• [What to produce]:
Lines of the data that contain the word "Delete" are the ones to copy.

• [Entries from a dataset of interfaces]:
___

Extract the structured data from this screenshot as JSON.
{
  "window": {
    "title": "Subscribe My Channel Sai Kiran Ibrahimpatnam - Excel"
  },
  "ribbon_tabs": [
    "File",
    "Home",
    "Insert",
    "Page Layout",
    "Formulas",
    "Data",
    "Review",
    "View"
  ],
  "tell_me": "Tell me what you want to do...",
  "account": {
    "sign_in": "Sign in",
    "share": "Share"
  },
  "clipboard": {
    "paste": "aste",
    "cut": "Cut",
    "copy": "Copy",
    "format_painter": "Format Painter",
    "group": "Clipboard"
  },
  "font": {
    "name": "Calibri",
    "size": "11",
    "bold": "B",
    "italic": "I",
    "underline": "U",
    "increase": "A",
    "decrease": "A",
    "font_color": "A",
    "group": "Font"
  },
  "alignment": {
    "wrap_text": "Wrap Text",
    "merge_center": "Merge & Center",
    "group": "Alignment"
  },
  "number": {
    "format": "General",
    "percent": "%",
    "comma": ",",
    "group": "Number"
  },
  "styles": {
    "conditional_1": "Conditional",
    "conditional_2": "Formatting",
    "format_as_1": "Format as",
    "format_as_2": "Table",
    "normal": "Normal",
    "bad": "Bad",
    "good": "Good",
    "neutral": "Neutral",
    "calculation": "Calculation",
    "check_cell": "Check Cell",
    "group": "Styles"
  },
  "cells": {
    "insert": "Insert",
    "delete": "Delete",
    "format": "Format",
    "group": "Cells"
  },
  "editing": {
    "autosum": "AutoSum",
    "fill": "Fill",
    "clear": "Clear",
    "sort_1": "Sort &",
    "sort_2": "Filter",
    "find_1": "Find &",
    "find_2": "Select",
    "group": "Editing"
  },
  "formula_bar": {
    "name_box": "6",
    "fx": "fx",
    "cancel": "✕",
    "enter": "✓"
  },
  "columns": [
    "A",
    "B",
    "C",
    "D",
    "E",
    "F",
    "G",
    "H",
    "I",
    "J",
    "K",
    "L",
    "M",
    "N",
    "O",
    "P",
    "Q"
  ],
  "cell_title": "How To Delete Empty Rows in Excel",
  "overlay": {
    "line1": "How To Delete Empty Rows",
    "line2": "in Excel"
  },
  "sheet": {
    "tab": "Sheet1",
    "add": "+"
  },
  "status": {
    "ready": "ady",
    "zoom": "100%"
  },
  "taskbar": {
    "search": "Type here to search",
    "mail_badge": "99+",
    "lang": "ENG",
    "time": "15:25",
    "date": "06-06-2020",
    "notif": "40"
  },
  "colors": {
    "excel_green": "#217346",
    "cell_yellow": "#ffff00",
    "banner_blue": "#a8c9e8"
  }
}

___

• [Written response]:
    "delete": "Delete",
  "cell_title": "How To Delete Empty Rows in Excel",
    "line1": "How To Delete Empty Rows",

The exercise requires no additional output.